Nothing may be dropped or added when the entries below are copied.

==== Data for processing

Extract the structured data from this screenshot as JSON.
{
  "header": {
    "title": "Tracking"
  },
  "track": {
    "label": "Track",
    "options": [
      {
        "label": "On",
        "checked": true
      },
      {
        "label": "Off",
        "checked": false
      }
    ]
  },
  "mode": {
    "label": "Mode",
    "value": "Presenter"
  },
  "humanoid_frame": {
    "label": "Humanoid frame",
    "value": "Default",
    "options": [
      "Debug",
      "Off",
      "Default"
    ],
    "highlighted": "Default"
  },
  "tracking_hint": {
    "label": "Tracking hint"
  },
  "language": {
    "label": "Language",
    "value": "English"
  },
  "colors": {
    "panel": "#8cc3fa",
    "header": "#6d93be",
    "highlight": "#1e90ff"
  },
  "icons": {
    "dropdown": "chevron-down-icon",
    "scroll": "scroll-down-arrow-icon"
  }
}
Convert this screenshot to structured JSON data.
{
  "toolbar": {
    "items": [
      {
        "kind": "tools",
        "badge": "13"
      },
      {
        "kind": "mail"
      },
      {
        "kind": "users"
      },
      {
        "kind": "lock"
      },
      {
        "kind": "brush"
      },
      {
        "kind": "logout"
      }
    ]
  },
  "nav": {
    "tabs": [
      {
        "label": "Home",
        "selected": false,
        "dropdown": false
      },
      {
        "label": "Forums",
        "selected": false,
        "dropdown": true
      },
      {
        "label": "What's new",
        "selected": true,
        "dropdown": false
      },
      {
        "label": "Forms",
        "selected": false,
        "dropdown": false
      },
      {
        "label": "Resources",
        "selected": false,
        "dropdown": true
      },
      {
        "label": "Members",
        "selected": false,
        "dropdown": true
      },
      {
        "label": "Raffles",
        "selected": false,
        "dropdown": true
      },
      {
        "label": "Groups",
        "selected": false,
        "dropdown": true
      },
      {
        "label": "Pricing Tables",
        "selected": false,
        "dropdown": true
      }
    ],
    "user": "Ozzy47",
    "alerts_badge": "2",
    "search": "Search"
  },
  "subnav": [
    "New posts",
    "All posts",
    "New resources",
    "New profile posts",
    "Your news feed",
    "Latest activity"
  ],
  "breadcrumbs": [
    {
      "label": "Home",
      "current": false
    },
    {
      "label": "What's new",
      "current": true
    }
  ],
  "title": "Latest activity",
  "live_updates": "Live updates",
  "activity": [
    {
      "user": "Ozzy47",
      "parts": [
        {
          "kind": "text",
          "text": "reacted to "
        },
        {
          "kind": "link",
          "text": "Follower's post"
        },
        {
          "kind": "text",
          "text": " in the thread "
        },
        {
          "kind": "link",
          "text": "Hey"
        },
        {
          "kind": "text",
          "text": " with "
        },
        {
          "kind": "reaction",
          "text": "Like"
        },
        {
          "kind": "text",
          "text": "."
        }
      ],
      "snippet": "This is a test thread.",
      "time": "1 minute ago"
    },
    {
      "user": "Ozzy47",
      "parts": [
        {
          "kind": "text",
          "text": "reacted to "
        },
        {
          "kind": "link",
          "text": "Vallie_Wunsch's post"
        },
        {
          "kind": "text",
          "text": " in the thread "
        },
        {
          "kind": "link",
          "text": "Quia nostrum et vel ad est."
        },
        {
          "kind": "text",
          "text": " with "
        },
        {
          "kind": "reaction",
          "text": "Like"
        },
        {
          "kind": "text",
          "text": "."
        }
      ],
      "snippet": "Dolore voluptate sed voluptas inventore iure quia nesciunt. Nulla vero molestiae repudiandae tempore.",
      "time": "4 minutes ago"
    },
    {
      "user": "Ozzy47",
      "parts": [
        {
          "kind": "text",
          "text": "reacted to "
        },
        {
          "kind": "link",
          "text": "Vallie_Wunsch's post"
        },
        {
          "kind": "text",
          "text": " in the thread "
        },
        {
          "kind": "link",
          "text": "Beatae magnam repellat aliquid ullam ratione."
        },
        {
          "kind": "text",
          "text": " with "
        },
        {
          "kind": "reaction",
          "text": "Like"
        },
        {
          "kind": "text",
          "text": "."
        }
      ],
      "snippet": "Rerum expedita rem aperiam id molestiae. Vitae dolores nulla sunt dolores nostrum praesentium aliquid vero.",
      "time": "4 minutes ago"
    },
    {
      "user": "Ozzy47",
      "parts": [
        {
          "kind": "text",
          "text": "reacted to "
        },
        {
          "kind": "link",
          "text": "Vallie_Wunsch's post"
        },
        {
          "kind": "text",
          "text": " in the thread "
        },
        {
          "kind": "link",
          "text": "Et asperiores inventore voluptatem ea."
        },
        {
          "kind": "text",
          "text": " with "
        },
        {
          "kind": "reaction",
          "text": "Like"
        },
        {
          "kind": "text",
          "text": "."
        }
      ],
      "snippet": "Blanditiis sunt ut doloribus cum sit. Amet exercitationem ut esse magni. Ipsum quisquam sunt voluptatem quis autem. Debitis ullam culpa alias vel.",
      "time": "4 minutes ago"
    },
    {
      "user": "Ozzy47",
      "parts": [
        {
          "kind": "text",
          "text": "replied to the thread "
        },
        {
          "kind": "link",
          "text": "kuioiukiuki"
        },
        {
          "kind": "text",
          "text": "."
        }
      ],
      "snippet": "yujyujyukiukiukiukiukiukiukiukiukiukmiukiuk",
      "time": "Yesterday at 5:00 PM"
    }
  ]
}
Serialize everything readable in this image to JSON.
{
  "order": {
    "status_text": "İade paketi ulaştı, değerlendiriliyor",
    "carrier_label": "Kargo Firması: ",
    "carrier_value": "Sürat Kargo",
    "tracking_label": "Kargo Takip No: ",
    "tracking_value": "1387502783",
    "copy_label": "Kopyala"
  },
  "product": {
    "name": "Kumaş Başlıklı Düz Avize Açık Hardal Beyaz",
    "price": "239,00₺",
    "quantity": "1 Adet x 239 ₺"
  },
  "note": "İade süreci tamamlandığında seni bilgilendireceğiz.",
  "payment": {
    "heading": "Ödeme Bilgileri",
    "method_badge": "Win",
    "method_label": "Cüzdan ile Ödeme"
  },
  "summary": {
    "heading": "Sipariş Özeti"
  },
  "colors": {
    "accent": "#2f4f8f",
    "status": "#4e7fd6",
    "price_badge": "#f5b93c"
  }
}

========

#### Answer to the exercise:
Extract the structured data from this screenshot as JSON.
{
  "header": {
    "title": "Tracking"
  },
  "track": {
    "label": "Track",
    "options": [
      {
        "label": "On",
        "checked": true
      },
      {
        "label": "Off",
        "checked": false
      }
    ]
  },
  "mode": {
    "label": "Mode",
    "value": "Presenter"
  },
  "humanoid_frame": {
    "label": "Humanoid frame",
    "value": "Default",
    "options": [
      "Debug",
      "Off",
      "Default"
    ],
    "highlighted": "Default"
  },
  "tracking_hint": {
    "label": "Tracking hint"
  },
  "language": {
    "label": "Language",
    "value": "English"
  },
  "colors": {
    "panel": "#8cc3fa",
    "header": "#6d93be",
    "highlight": "#1e90ff"
  },
  "icons": {
    "dropdown": "chevron-down-icon",
    "scroll": "scroll-down-arrow-icon"
  }
}
Convert this screenshot to structured JSON data.
{
  "toolbar": {
    "items": [
      {
        "kind": "tools",
        "badge": "13"
      },
      {
        "kind": "mail"
      },
      {
        "kind": "users"
      },
      {
        "kind": "lock"
      },
      {
        "kind": "brush"
      },
      {
        "kind": "logout"
      }
    ]
  },
  "nav": {
    "tabs": [
      {
        "label": "Home",
        "selected": false,
        "dropdown": false
      },
      {
        "label": "Forums",
        "selected": false,
        "dropdown": true
      },
      {
        "label": "What's new",
        "selected": true,
        "dropdown": false
      },
      {
        "label": "Forms",
        "selected": false,
        "dropdown": false
      },
      {
        "label": "Resources",
        "selected": false,
        "dropdown": true
      },
      {
        "label": "Members",
        "selected": false,
        "dropdown": true
      },
      {
        "label": "Raffles",
        "selected": false,
        "dropdown": true
      },
      {
        "label": "Groups",
        "selected": false,
        "dropdown": true
      },
      {
        "label": "Pricing Tables",
        "selected": false,
        "dropdown": true
      }
    ],
    "user": "Ozzy47",
    "alerts_badge": "2",
    "search": "Search"
  },
  "subnav": [
    "New posts",
    "All posts",
    "New resources",
    "New profile posts",
    "Your news feed",
    "Latest activity"
  ],
  "breadcrumbs": [
    {
      "label": "Home",
      "current": false
    },
    {
      "label": "What's new",
      "current": true
    }
  ],
  "title": "Latest activity",
  "live_updates": "Live updates",
  "activity": [
    {
      "user": "Ozzy47",
      "parts": [
        {
          "kind": "text",
          "text": "reacted to "
        },
        {
          "kind": "link",
          "text": "Follower's post"
        },
        {
          "kind": "text",
          "text": " in the thread "
        },
        {
          "kind": "link",
          "text": "Hey"
        },
        {
          "kind": "text",
          "text": " with "
        },
        {
          "kind": "reaction",
          "text": "Like"
        },
        {
          "kind": "text",
          "text": "."
        }
      ],
      "snippet": "This is a test thread.",
      "time": "1 minute ago"
    },
    {
      "user": "Ozzy47",
      "parts": [
        {
          "kind": "text",
          "text": "reacted to "
        },
        {
          "kind": "link",
          "text": "Vallie_Wunsch's post"
        },
        {
          "kind": "text",
          "text": " in the thread "
        },
        {
          "kind": "link",
          "text": "Quia nostrum et vel ad est."
        },
        {
          "kind": "text",
          "text": " with "
        },
        {
          "kind": "reaction",
          "text": "Like"
        },
        {
          "kind": "text",
          "text": "."
        }
      ],
      "snippet": "Dolore voluptate sed voluptas inventore iure quia nesciunt. Nulla vero molestiae repudiandae tempore.",
      "time": "4 minutes ago"
    },
    {
      "user": "Ozzy47",
      "parts": [
        {
          "kind": "text",
          "text": "reacted to "
        },
        {
          "kind": "link",
          "text": "Vallie_Wunsch's post"
        },
        {
          "kind": "text",
          "text": " in the thread "
        },
        {
          "kind": "link",
          "text": "Beatae magnam repellat aliquid ullam ratione."
        },
        {
          "kind": "text",
          "text": " with "
        },
        {
          "kind": "reaction",
          "text": "Like"
        },
        {
          "kind": "text",
          "text": "."
        }
      ],
      "snippet": "Rerum expedita rem aperiam id molestiae. Vitae dolores nulla sunt dolores nostrum praesentium aliquid vero.",
      "time": "4 minutes ago"
    },
    {
      "user": "Ozzy47",
      "parts": [
        {
          "kind": "text",
          "text": "reacted to "
        },
        {
          "kind": "link",
          "text": "Vallie_Wunsch's post"
        },
        {
          "kind": "text",
          "text": " in the thread "
        },
        {
          "kind": "link",
          "text": "Et asperiores inventore voluptatem ea."
        },
        {
          "kind": "text",
          "text": " with "
        },
        {
          "kind": "reaction",
          "text": "Like"
        },
        {
          "kind": "text",
          "text": "."
        }
      ],
      "snippet": "Blanditiis sunt ut doloribus cum sit. Amet exercitationem ut esse magni. Ipsum quisquam sunt voluptatem quis autem. Debitis ullam culpa alias vel.",
      "time": "4 minutes ago"
    },
    {
      "user": "Ozzy47",
      "parts": [
        {
          "kind": "text",
          "text": "replied to the thread "
        },
        {
          "kind": "link",
          "text": "kuioiukiuki"
        },
        {
          "kind": "text",
          "text": "."
        }
      ],
      "snippet": "yujyujyukiukiukiukiukiukiukiukiukiukmiukiuk",
      "time": "Yesterday at 5:00 PM"
    }
  ]
}
Serialize everything readable in this image to JSON.
{
  "order": {
    "status_text": "İade paketi ulaştı, değerlendiriliyor",
    "carrier_label": "Kargo Firması: ",
    "carrier_value": "Sürat Kargo",
    "tracking_label": "Kargo Takip No: ",
    "tracking_value": "1387502783",
    "copy_label": "Kopyala"
  },
  "product": {
    "name": "Kumaş Başlıklı Düz Avize Açık Hardal Beyaz",
    "price": "239,00₺",
    "quantity": "1 Adet x 239 ₺"
  },
  "note": "İade süreci tamamlandığında seni bilgilendireceğiz.",
  "payment": {
    "heading": "Ödeme Bilgileri",
    "method_badge": "Win",
    "method_label": "Cüzdan ile Ödeme"
  },
  "summary": {
    "heading": "Sipariş Özeti"
  },
  "colors": {
    "accent": "#2f4f8f",
    "status": "#4e7fd6",
    "price_badge": "#f5b93c"
  }
}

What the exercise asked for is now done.